Finler, JW, The Hollywood Story, (3d ed) Wallflower, London and New York, 2003.
Geduld, HM, The Birth of the Talkies: From Edison to Jolson. Indiana University Press, Bloomington, 1975.
Gomery, D “The Coming of Sound: Technological Change in the American Film Industry”, in Technology and Culture—The Film Reader (2005), ed. Andrew Utterson, pp. 53–67.: Routledge/Taylor & Francis, Oxford and New York, 1985.
Hirschhorn, C, The Warner Bros. Story. Crown, New York, 1979.
King, G, New Hollywood Cinema: An Introduction, Columbia University Press, New York, 2002.
Morton, D, Sound Recording, The Life Story of a Technology, Baltimore, 2006.
Robertson, Film Facts, Billboard Books, New York, 2001.
Robinson, D, From Peepshow to Palace: The Birth of American Film. Columbia University Press, New York, 1997.
Sponable, EI “Historical Development of Sound Films,” Journal of the Society of Motion Picture Engineers, vol. 48, nos. 4–5, April/May, 1947.
1 P Robertson, 2001. Film Facts. (New York: Billboard Books).p.6.
2 T Dirks, Filmsite. The history of Film.
3 J Chapman, 2003, Cinemas of the World: Film and Society from 1895 to the Present. (London: Reaktion Book). p. 12.
4 Dicks, p.1
5 HM, Geduld, 1975, The Birth of the Talkies: From Edison to Jolson. (Bloomington: Indiana University Press) pp. 12-17
6 Geduld, p. 7
7 D, Bordwell, 1985, “The Introduction of Sound,” chap. in Bordwell, Janet Staiger, and Kristin Thompson, The Classical Hollywood Cinema: Film Style & Mode of Production to 1960, (Columbia University Press: New York) pp. 298-308
8 M, Braun (1992). Picturing Time: The Work of Etienne-Jules Marey (1830–1904) (Chicago: University of Chicago Press), p. 7
9 R, David ,1997, From Peepshow to Palace: The Birth of American Film.(New York: Columbia University Press) p. 23
10 David, p. 27
12 R, Altman, 2005, Silent Film Sound, (New York: Columbia University Press) p.45
13 C, Hirschhorn, 1979, The Warner Bros.

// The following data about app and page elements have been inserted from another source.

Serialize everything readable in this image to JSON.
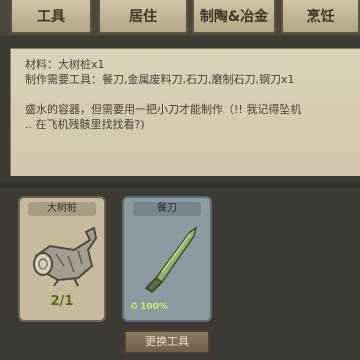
{
  "tabs": [
    {
      "label": "工具"
    },
    {
      "label": "居住"
    },
    {
      "label": "制陶&冶金"
    },
    {
      "label": "烹饪"
    }
  ],
  "description": {
    "material": "材料：大树桩x1",
    "tools": "制作需要工具：餐刀,金属废料刀,石刀,磨制石刀,钢刀x1",
    "line1": "盛水的容器，但需要用一把小刀才能制作（!! 我记得坠机",
    "line2": ".. 在飞机残骸里找找看?)"
  },
  "material_card": {
    "title": "大树桩",
    "count": "2/1",
    "icon": "tree-stump-icon"
  },
  "tool_card": {
    "title": "餐刀",
    "durability": "100%",
    "icon": "knife-icon"
  },
  "swap_button": "更换工具",
  "colors": {
    "count_green": "#566b1f",
    "durability_green": "#c9e86a",
    "panel_parchment": "#d6ccb3"
  }
}
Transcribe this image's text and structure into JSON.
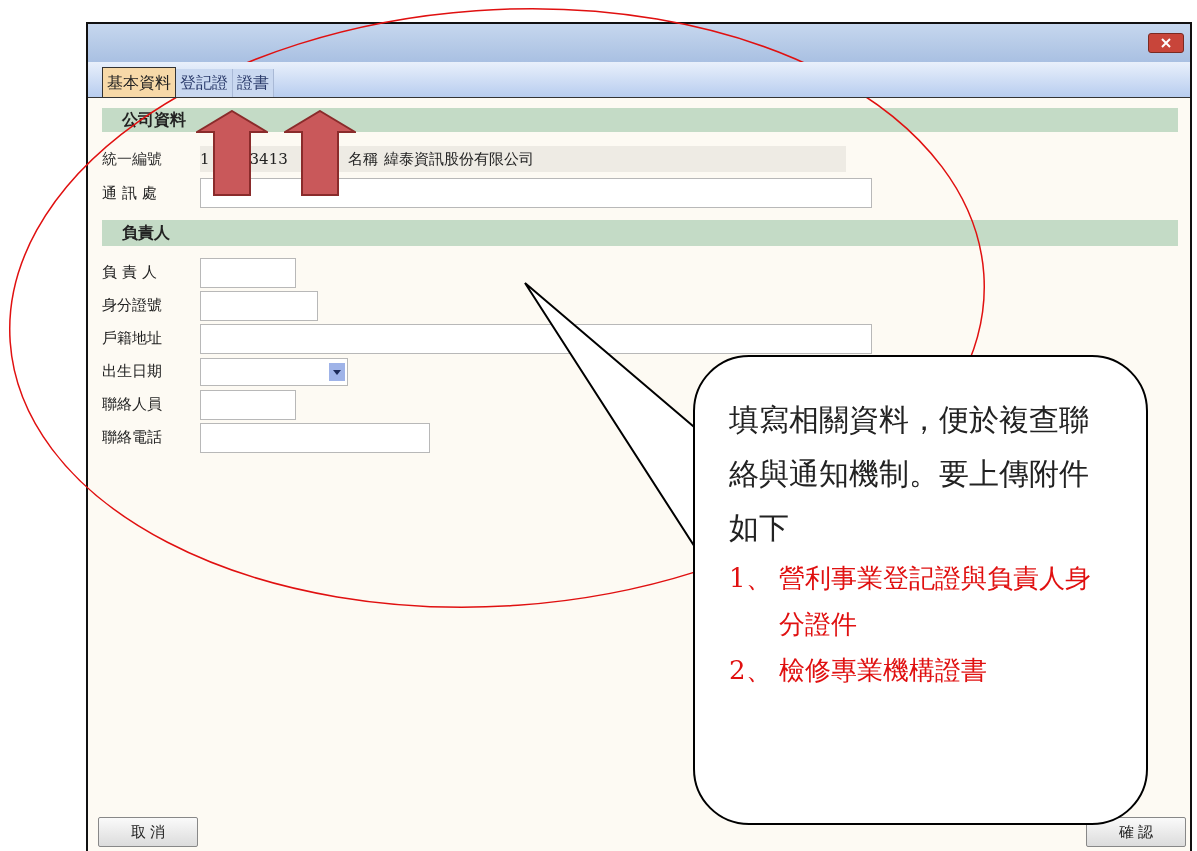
{
  "tabs": [
    {
      "label": "基本資料",
      "selected": true
    },
    {
      "label": "登記證",
      "selected": false
    },
    {
      "label": "證書",
      "selected": false
    }
  ],
  "company_section": {
    "title": "公司資料",
    "id_label": "統一編號",
    "id_value_parts": [
      "1",
      "3413"
    ],
    "name_label": "名稱",
    "name_value": "緯泰資訊股份有限公司",
    "address_label": "通 訊 處"
  },
  "owner_section": {
    "title": "負責人",
    "fields": [
      {
        "label": "負 責 人",
        "kind": "text"
      },
      {
        "label": "身分證號",
        "kind": "text"
      },
      {
        "label": "戶籍地址",
        "kind": "text"
      },
      {
        "label": "出生日期",
        "kind": "date"
      },
      {
        "label": "聯絡人員",
        "kind": "text"
      },
      {
        "label": "聯絡電話",
        "kind": "text"
      }
    ]
  },
  "buttons": {
    "cancel": "取 消",
    "confirm": "確 認"
  },
  "callout": {
    "text": "填寫相關資料，便於複查聯絡與通知機制。要上傳附件",
    "subtext": "如下",
    "items": [
      {
        "number": "1、",
        "text": "營利事業登記證與負責人身分證件"
      },
      {
        "number": "2、",
        "text": "檢修專業機構證書"
      }
    ]
  }
}
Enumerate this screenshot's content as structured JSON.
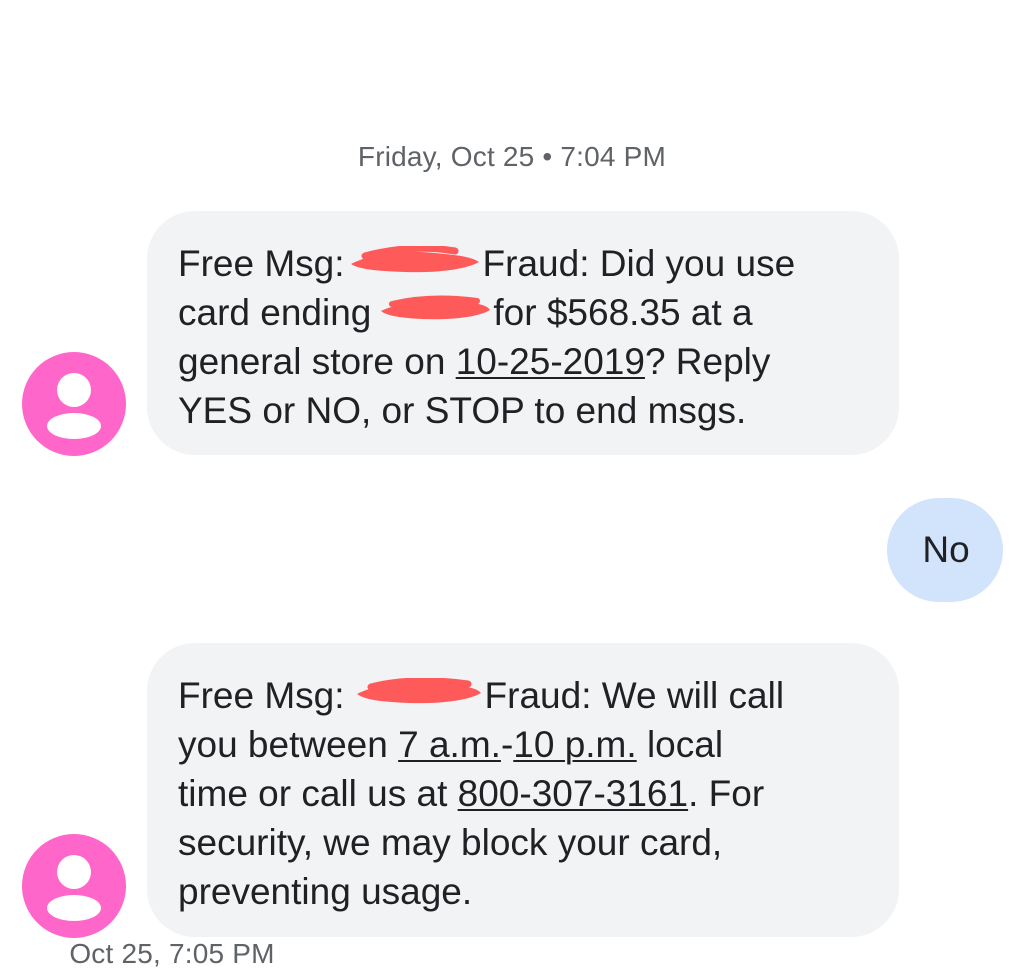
{
  "conversation": {
    "timestamps": [
      "Friday, Oct 25 • 7:04 PM",
      "Oct 25, 7:05 PM"
    ],
    "messages": [
      {
        "direction": "incoming",
        "avatar_icon": "person-icon",
        "lines": [
          {
            "pre": "Free Msg:",
            "post": "Fraud: Did you use"
          },
          {
            "pre": "card ending",
            "post": "for $568.35 at a"
          },
          {
            "pre": "general store on ",
            "link": "10-25-2019",
            "post": "? Reply"
          },
          {
            "text": "YES or NO, or STOP to end msgs."
          }
        ]
      },
      {
        "direction": "outgoing",
        "text": "No"
      },
      {
        "direction": "incoming",
        "avatar_icon": "person-icon",
        "lines": [
          {
            "pre": "Free Msg:",
            "post": "Fraud: We will call"
          },
          {
            "pre": "you between ",
            "link1": "7 a.m.",
            "mid": "-",
            "link2": "10 p.m.",
            "post": " local"
          },
          {
            "pre": "time or call us at ",
            "link": "800-307-3161",
            "post": ". For"
          },
          {
            "text": "security, we may block your card,"
          },
          {
            "text": "preventing usage."
          }
        ]
      }
    ]
  },
  "colors": {
    "incoming_bubble": "#f1f3f4",
    "outgoing_bubble": "#d2e3fc",
    "avatar": "#ff66c9",
    "redaction": "#ff5a5a",
    "timestamp_text": "#5f6368",
    "message_text": "#202124"
  }
}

Story. (New York: Crown) p. 12
1414. EI, Sponable ,1947, “Historical Development of Sound Films,” Journal of the Society of Motion Picture Engineers, vol. 48, nos.4–5, April/May
15 D, Morton, 2006, Sound Recording: The Life Story of a Technology. (Baltimore: Johns Hopkins University Press) pp. 32-35
16 D, Gomery, Douglas,1985, “The Coming of Sound: Technological Change in the American Film Industry”, in Technology and Culture—The Film Reader (2005), ed. Andrew Utterson, pp. 53–67.( Oxford and New York: Routledge/Taylor & Francis) pp. 53-67
17 S, Eyman, 1997,The Speed of Sound: Hollywood and the Talkie Revolution 1926–1930.( New York: Simon & Schuster) p. 67
19 D, Bordwel,1985, “The Introduction of Sound,” chap. in Bordwell, Janet Staiger, and Kristin Thompson, The Classical Hollywood Cinema: Film Style & Mode of Production to 1960, ( New York: Columbia University Press) pp. 298-308
20 G, King, 2002, New Hollywood Cinema: An Introduction. (New York: Columbia University Press) p. 29
21 D, Crafton, 1997, The Talkies: American Cinema’s Transition to Sound, 1926–1931. (New York: Charles Scribner’s Sons) p. 56
22 JW, Finler,2003, The Hollywood Story, 3d ed.(London and New York: Wallflower) p. 12